» Work required: Would you please copy every line from the records that contains the word "image"?

(Materials provided begins)

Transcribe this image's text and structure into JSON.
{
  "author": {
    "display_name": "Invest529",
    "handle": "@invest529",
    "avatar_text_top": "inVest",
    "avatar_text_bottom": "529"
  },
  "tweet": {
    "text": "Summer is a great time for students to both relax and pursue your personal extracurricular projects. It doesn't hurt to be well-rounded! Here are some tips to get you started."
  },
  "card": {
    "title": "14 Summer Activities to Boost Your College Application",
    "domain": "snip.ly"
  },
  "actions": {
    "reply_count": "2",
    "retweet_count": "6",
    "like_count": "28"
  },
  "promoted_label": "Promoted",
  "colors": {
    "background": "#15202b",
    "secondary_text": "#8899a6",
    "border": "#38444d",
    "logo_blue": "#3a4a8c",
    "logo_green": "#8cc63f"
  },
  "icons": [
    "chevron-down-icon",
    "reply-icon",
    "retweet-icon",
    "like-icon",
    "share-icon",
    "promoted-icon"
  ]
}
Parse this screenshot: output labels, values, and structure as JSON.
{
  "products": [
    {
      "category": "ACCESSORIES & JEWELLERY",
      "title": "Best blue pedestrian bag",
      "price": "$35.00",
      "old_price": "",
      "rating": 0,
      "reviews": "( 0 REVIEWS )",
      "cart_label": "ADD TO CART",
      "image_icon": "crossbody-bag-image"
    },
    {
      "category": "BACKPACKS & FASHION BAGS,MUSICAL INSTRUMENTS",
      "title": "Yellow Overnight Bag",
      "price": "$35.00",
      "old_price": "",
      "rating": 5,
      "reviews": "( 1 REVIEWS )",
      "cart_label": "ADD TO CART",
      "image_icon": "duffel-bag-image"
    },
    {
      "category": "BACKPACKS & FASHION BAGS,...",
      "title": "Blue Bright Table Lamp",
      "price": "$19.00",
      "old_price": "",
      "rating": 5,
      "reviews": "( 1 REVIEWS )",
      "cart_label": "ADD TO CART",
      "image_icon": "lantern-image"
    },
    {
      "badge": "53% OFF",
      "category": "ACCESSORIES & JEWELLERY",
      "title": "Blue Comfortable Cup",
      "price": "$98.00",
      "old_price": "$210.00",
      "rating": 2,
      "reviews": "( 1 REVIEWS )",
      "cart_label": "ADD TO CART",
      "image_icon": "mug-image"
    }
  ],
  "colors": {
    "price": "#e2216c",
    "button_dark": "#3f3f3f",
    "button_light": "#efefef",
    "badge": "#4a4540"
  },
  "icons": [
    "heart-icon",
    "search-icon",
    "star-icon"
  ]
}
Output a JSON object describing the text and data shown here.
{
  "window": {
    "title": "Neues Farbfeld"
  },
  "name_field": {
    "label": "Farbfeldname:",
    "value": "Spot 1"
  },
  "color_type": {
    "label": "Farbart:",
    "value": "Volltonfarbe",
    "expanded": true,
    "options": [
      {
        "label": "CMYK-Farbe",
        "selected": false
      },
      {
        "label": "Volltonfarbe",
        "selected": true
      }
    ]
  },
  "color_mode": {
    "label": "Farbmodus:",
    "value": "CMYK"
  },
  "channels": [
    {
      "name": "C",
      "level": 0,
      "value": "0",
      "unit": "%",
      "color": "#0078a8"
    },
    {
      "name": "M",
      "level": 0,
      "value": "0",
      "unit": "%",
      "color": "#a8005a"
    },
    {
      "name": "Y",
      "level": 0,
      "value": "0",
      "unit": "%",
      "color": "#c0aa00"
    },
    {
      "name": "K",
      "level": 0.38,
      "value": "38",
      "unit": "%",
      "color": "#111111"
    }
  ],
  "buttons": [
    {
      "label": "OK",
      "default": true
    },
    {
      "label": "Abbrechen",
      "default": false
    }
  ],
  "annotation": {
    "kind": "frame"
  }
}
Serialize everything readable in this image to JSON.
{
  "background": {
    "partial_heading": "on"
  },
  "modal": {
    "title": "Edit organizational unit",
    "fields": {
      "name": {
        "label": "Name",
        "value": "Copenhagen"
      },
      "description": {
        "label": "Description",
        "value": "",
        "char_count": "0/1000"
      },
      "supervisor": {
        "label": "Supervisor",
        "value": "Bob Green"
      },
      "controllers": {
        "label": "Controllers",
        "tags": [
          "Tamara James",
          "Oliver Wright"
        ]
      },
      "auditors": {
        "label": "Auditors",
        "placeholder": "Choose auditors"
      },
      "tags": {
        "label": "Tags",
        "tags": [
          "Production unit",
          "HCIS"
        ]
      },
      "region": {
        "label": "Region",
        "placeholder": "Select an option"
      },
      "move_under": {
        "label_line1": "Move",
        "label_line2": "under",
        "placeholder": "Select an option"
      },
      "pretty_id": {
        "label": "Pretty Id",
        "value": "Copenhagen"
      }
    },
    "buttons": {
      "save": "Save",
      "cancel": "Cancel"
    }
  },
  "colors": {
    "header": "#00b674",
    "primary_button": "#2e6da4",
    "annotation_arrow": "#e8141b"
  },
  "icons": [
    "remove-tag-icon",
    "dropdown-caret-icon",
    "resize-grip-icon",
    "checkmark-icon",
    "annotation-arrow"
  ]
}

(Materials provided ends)

» Solution to the exercise:
Transcribe this image's text and structure into JSON.
      "image_icon": "crossbody-bag-image"
      "image_icon": "duffel-bag-image"
      "image_icon": "lantern-image"
      "image_icon": "mug-image"
Serialize everything readable in this image to JSON.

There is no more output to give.